** WHAT IS REQUIRED **
Using the records below, give the number of lines where the word "arrow" appears, with no further output.

Data excerpts
* * * * *

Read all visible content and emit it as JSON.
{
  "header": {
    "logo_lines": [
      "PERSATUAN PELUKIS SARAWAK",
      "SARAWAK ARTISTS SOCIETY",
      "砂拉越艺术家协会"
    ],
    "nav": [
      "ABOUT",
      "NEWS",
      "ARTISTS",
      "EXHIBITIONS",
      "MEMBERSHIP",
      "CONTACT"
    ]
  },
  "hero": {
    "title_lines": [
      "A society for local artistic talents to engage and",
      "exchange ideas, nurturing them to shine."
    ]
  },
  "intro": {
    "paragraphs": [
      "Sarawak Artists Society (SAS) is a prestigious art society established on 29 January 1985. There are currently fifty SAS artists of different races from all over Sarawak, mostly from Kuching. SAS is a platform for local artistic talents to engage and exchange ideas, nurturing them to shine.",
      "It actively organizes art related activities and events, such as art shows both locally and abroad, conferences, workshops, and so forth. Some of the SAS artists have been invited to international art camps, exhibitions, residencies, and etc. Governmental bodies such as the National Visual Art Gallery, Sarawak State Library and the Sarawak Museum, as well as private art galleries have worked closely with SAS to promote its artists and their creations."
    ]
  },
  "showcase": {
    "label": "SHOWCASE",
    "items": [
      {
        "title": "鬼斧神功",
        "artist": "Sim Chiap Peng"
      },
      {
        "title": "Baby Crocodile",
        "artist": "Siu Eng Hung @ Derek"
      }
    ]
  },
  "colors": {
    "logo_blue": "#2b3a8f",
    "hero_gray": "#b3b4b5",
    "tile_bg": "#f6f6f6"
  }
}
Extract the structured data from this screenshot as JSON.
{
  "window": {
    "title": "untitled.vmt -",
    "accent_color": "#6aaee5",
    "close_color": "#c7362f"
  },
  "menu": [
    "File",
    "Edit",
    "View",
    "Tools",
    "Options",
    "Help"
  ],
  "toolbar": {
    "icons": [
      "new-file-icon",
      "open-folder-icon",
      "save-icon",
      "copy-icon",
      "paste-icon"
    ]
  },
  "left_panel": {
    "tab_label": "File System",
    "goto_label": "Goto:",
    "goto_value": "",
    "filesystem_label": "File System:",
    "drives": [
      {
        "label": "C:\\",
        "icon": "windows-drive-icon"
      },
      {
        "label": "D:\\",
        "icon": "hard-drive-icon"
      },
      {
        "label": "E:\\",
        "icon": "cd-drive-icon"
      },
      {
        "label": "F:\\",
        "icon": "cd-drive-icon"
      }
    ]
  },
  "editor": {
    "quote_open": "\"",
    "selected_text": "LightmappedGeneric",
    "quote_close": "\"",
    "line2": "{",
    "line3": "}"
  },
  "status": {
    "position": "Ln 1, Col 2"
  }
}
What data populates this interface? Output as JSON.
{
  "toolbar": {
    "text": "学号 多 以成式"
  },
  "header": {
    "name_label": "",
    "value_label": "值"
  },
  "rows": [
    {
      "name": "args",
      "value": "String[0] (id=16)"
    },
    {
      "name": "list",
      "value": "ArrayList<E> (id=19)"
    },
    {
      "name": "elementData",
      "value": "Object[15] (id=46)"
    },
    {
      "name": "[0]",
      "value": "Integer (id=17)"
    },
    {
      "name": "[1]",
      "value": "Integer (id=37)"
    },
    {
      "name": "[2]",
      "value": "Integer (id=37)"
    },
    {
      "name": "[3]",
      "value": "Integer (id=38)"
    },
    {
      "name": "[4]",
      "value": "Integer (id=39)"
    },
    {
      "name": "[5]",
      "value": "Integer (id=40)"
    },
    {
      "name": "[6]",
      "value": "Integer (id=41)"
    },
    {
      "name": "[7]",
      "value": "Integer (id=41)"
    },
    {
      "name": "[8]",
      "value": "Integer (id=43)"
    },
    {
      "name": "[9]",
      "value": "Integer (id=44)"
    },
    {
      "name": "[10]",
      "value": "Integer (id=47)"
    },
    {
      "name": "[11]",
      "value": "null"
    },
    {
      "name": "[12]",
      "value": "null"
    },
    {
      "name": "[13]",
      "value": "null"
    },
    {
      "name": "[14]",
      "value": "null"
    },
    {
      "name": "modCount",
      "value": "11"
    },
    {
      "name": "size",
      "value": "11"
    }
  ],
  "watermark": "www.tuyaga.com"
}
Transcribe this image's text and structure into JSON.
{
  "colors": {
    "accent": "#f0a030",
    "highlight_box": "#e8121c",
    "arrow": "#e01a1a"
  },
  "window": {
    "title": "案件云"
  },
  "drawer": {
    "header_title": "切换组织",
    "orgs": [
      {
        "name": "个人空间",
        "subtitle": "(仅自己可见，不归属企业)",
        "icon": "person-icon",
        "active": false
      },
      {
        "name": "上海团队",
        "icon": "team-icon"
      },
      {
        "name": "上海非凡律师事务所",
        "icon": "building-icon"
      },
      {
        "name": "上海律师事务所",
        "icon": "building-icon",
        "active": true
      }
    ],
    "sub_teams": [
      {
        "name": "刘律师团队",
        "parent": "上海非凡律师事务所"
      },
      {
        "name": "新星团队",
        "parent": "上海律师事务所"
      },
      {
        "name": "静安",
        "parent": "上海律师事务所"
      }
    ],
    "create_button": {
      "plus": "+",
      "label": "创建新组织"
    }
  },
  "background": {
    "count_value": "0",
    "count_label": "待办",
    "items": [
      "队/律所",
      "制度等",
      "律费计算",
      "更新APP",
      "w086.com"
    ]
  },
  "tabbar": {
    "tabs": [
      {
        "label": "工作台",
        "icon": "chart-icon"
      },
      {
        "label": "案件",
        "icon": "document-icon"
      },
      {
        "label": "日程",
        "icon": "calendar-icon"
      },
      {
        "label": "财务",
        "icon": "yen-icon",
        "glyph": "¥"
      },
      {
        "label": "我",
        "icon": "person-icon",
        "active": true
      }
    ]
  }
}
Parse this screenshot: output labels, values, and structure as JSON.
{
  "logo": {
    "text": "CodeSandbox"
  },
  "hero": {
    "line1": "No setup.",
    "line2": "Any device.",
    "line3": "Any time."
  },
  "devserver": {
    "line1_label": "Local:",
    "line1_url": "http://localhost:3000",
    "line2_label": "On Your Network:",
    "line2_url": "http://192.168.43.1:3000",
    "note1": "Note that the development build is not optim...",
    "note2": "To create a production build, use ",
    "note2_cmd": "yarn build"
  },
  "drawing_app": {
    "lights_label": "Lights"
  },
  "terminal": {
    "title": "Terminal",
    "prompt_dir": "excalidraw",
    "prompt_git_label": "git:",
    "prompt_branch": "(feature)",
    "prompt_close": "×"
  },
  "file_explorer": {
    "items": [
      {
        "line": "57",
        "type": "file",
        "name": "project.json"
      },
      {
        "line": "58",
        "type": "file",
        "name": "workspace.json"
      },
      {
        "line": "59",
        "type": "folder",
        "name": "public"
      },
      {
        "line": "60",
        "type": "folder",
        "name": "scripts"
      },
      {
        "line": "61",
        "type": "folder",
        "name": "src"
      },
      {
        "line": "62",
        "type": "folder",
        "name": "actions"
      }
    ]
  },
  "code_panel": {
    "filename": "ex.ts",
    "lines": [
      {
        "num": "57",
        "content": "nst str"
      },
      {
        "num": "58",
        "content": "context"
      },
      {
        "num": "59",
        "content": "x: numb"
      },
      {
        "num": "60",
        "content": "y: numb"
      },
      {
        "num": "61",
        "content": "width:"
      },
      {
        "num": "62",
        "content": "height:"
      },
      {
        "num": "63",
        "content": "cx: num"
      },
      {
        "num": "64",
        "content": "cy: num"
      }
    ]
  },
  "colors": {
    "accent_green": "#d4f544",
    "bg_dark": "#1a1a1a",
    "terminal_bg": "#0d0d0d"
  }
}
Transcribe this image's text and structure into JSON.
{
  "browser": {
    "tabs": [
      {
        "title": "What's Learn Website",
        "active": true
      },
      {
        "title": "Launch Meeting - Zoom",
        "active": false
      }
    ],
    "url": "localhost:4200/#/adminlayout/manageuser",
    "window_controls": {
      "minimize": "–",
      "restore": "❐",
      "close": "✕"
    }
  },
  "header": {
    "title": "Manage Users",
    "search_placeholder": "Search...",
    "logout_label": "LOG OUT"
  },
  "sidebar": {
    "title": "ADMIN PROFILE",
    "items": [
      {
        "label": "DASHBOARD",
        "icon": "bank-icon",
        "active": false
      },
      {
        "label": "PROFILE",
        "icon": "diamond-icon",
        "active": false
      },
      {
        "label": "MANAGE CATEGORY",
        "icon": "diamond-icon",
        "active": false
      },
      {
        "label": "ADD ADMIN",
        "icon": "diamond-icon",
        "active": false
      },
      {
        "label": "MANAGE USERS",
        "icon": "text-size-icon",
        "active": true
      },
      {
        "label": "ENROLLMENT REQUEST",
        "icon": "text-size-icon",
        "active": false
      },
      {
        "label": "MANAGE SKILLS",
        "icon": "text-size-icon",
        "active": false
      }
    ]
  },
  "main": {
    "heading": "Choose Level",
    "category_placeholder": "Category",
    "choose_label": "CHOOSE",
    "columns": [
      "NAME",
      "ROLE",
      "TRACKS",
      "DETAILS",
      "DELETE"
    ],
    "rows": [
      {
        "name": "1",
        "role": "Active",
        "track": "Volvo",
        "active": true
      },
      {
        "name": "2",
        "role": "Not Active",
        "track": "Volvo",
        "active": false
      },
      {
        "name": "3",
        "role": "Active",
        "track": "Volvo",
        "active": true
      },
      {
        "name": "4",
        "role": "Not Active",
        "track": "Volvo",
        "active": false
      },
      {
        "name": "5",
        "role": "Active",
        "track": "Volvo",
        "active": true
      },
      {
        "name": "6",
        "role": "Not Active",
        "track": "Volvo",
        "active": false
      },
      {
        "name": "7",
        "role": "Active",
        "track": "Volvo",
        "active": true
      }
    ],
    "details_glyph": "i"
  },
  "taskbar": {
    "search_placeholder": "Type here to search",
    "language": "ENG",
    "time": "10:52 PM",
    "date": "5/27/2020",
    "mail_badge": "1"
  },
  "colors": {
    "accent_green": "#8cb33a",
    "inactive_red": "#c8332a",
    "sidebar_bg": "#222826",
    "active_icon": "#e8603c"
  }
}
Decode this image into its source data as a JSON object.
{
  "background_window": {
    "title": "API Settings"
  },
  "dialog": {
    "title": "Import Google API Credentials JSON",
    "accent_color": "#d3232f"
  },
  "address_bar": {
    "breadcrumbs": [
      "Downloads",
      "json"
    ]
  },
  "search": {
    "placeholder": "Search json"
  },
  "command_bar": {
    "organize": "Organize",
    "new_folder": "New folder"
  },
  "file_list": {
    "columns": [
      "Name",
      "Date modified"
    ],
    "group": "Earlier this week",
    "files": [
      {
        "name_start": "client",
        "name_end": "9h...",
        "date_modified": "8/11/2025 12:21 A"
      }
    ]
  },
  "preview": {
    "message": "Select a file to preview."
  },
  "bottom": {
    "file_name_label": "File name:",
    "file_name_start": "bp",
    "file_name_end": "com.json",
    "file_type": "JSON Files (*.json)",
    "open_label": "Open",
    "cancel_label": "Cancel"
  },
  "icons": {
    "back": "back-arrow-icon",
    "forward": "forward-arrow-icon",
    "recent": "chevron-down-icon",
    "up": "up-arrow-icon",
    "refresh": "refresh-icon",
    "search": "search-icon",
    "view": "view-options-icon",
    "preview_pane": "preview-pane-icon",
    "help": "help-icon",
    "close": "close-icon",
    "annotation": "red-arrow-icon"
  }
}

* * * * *

** RESPONSE FOR THIS EXERCISE **
5